I’ve been running Mail-in-a-Box very happily for about a year, using a .one domain, on an Intel NUC at home. I’ve got a good ISP and got a nice clean (not blacklisted) IP address, so after a only few minor hassles, we’ve been sending and receiving reliably - “just like a bought one”
However it’s quite common to find websites (of quite major companies and universities) which refuse to accept the .one email address because it fails their (primitive pattern matching) email address validation.
I’m looking for the thoughts and experiences of people who have also used the less popular (new) TLDs. I could move everything to a .com or .net domain (though good domain names are mostly squattered) but I don’t want to go through all the hassle to find myself in a similar situation.
Ultimately, if we include receiving servers not following the RFCs as a decision criteria, it becomes a nearly impossible target to hit. Best I can tell, .one become a TLD in 2015, so if they aren’t supporting .one 6 years after it launched, what is the likelihood they are supporting other “new” (e.g., <10 years old) TLDs?
I would first see if there is an admin address that you can notify, such as firstname.lastname@example.org, just for the heck of it.

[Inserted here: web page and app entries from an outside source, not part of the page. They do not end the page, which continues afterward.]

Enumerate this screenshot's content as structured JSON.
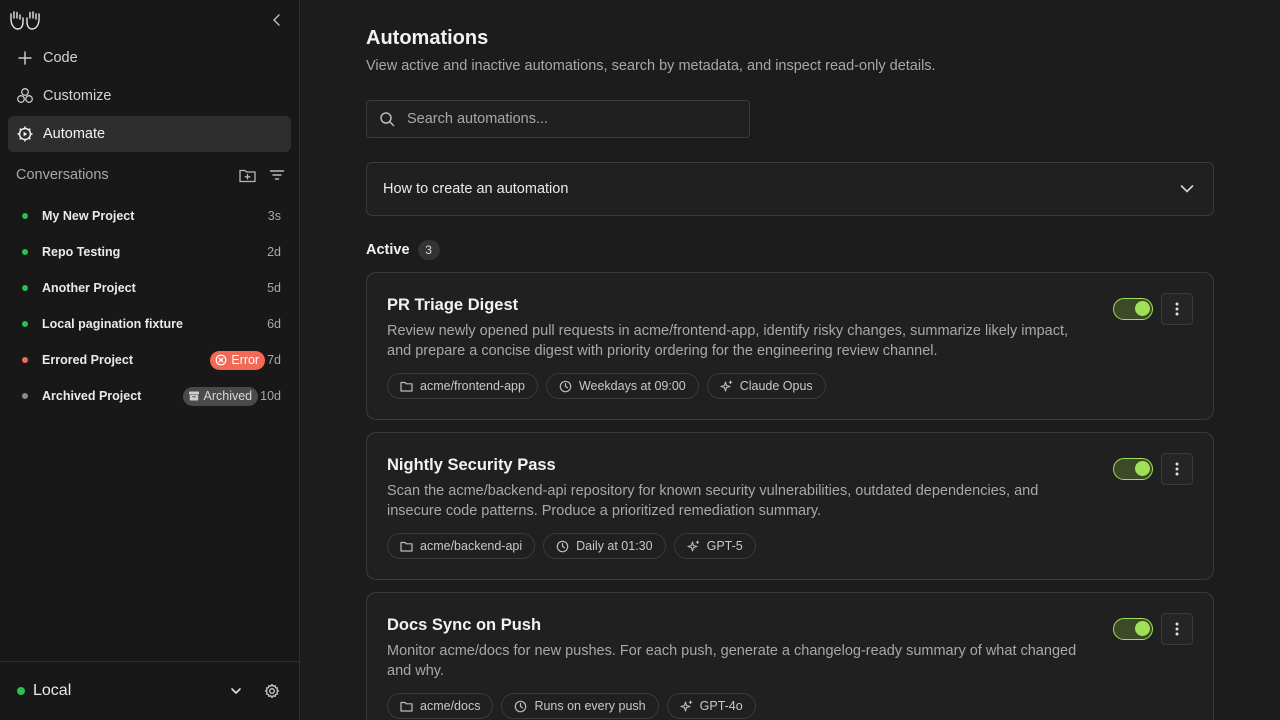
{
  "sidebar": {
    "nav": [
      {
        "label": "Code",
        "icon": "plus-icon"
      },
      {
        "label": "Customize",
        "icon": "customize-icon"
      },
      {
        "label": "Automate",
        "icon": "automate-icon",
        "active": true
      }
    ],
    "conversations_title": "Conversations",
    "conversations": [
      {
        "name": "My New Project",
        "time": "3s",
        "status": "green"
      },
      {
        "name": "Repo Testing",
        "time": "2d",
        "status": "green"
      },
      {
        "name": "Another Project",
        "time": "5d",
        "status": "green"
      },
      {
        "name": "Local pagination fixture",
        "time": "6d",
        "status": "green"
      },
      {
        "name": "Errored Project",
        "time": "7d",
        "status": "red",
        "badge": "Error"
      },
      {
        "name": "Archived Project",
        "time": "10d",
        "status": "gray",
        "badge": "Archived"
      }
    ],
    "footer": {
      "env_label": "Local"
    }
  },
  "colors": {
    "green": "#2fbf4f",
    "red": "#f26a55",
    "gray": "#8a8a8a",
    "accent": "#9ee05a"
  },
  "main": {
    "title": "Automations",
    "subtitle": "View active and inactive automations, search by metadata, and inspect read-only details.",
    "search": {
      "placeholder": "Search automations...",
      "value": ""
    },
    "howto_label": "How to create an automation",
    "active_label": "Active",
    "active_count": "3",
    "automations": [
      {
        "title": "PR Triage Digest",
        "description": "Review newly opened pull requests in acme/frontend-app, identify risky changes, summarize likely impact, and prepare a concise digest with priority ordering for the engineering review channel.",
        "repo": "acme/frontend-app",
        "schedule": "Weekdays at 09:00",
        "model": "Claude Opus",
        "enabled": true
      },
      {
        "title": "Nightly Security Pass",
        "description": "Scan the acme/backend-api repository for known security vulnerabilities, outdated dependencies, and insecure code patterns. Produce a prioritized remediation summary.",
        "repo": "acme/backend-api",
        "schedule": "Daily at 01:30",
        "model": "GPT-5",
        "enabled": true
      },
      {
        "title": "Docs Sync on Push",
        "description": "Monitor acme/docs for new pushes. For each push, generate a changelog-ready summary of what changed and why.",
        "repo": "acme/docs",
        "schedule": "Runs on every push",
        "model": "GPT-4o",
        "enabled": true
      }
    ]
  }
}
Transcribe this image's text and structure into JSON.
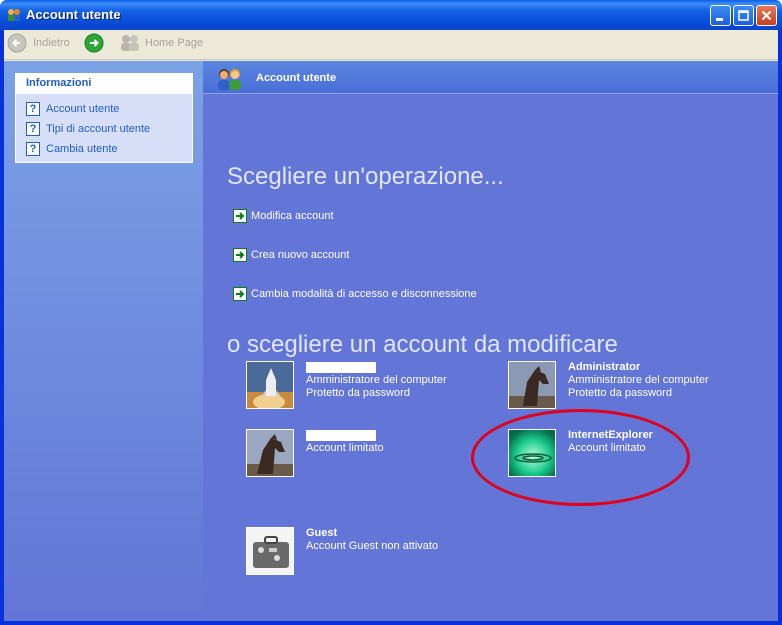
{
  "window": {
    "title": "Account utente",
    "colors": {
      "titlebar": "#0a4fd8",
      "panel": "#6375d6",
      "highlight": "#e1001c"
    }
  },
  "toolbar": {
    "back_label": "Indietro",
    "home_label": "Home Page"
  },
  "sidebar": {
    "heading": "Informazioni",
    "items": [
      {
        "label": "Account utente",
        "icon": "help-icon"
      },
      {
        "label": "Tipi di account utente",
        "icon": "help-icon"
      },
      {
        "label": "Cambia utente",
        "icon": "help-icon"
      }
    ]
  },
  "main": {
    "header_title": "Account utente",
    "task_heading": "Scegliere un'operazione...",
    "tasks": [
      "Modifica account",
      "Crea nuovo account",
      "Cambia modalità di accesso e disconnessione"
    ],
    "account_heading": "o scegliere un account da modificare",
    "accounts": [
      {
        "name": "",
        "line1": "Amministratore del computer",
        "line2": "Protetto da password",
        "picture": "space-shuttle"
      },
      {
        "name": "Administrator",
        "line1": "Amministratore del computer",
        "line2": "Protetto da password",
        "picture": "horse"
      },
      {
        "name": "",
        "line1": "Account limitato",
        "line2": "",
        "picture": "horse"
      },
      {
        "name": "InternetExplorer",
        "line1": "Account limitato",
        "line2": "",
        "picture": "green-ripple"
      },
      {
        "name": "Guest",
        "line1": "Account Guest non attivato",
        "line2": "",
        "picture": "suitcase"
      }
    ]
  }
}
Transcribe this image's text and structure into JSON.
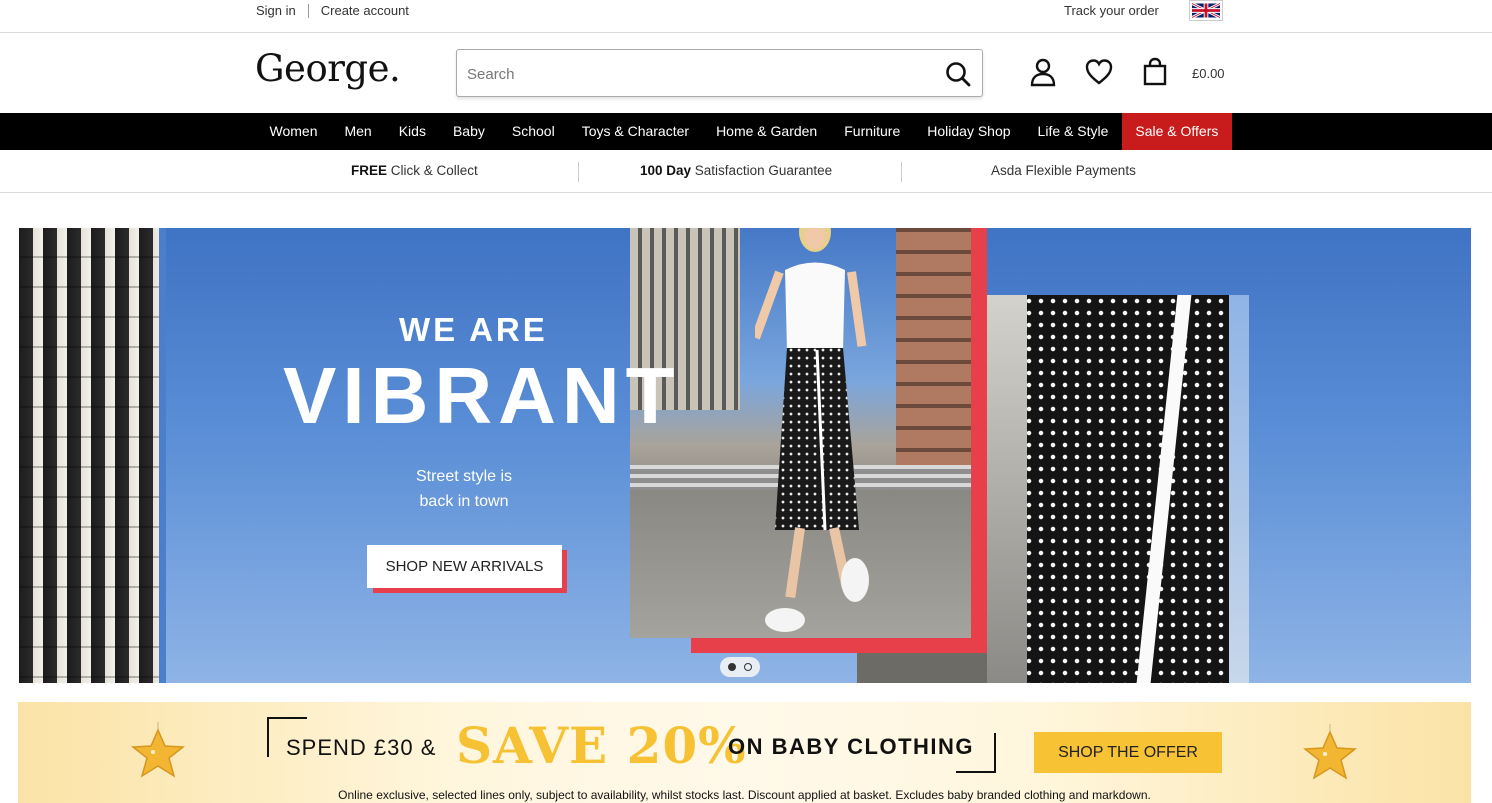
{
  "utility": {
    "sign_in": "Sign in",
    "create_account": "Create account",
    "track_order": "Track your order"
  },
  "header": {
    "logo": "George.",
    "search_placeholder": "Search",
    "basket_total": "£0.00"
  },
  "nav": {
    "items": [
      "Women",
      "Men",
      "Kids",
      "Baby",
      "School",
      "Toys & Character",
      "Home & Garden",
      "Furniture",
      "Holiday Shop",
      "Life & Style",
      "Sale & Offers"
    ]
  },
  "benefits": {
    "b1_strong": "FREE",
    "b1_rest": " Click & Collect",
    "b2_strong": "100 Day",
    "b2_rest": " Satisfaction Guarantee",
    "b3": "Asda Flexible Payments"
  },
  "hero": {
    "title_small": "WE ARE",
    "title_big": "VIBRANT",
    "subtitle_line1": "Street style is",
    "subtitle_line2": "back in town",
    "cta": "SHOP NEW ARRIVALS",
    "slide_count": 2,
    "active_slide": 1
  },
  "promo": {
    "spend": "SPEND £30 &",
    "save": "SAVE 20%",
    "on": "ON BABY CLOTHING",
    "cta": "SHOP THE OFFER",
    "small_print": "Online exclusive, selected lines only, subject to availability, whilst stocks last. Discount applied at basket. Excludes baby branded clothing and markdown."
  },
  "colors": {
    "nav_bg": "#000000",
    "sale_bg": "#c81c1c",
    "hero_accent": "#e8404a",
    "promo_yellow": "#f6c233"
  },
  "icons": [
    "uk-flag-icon",
    "search-icon",
    "account-icon",
    "heart-icon",
    "basket-icon",
    "star-icon"
  ]
}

Also, I know this sounds arrogant, but they’ve got like an entire IT department and stuff while you just got a little NUC and hobby. Tell whoever it is you want to communicate with there to call their IT staff and ask them why an enthusiast with a budget mini-computer has a more capable mail system than they do?
More power to the .one
Just a thought … why not register (you really shouldn’t have to do this but…) a more traditional domain name and use it as a “Domain Alias” aliased to your .one domain?
Sounds interesting … but I don’t think I can use the new (alias) address in a MX record - I imagine all the signed certificates and so on would break.
On further checking, RFC 1123 5.2.2 and RFC 2181 10.3 both say the mail server cannot be a CNAME
No no no, you are not following…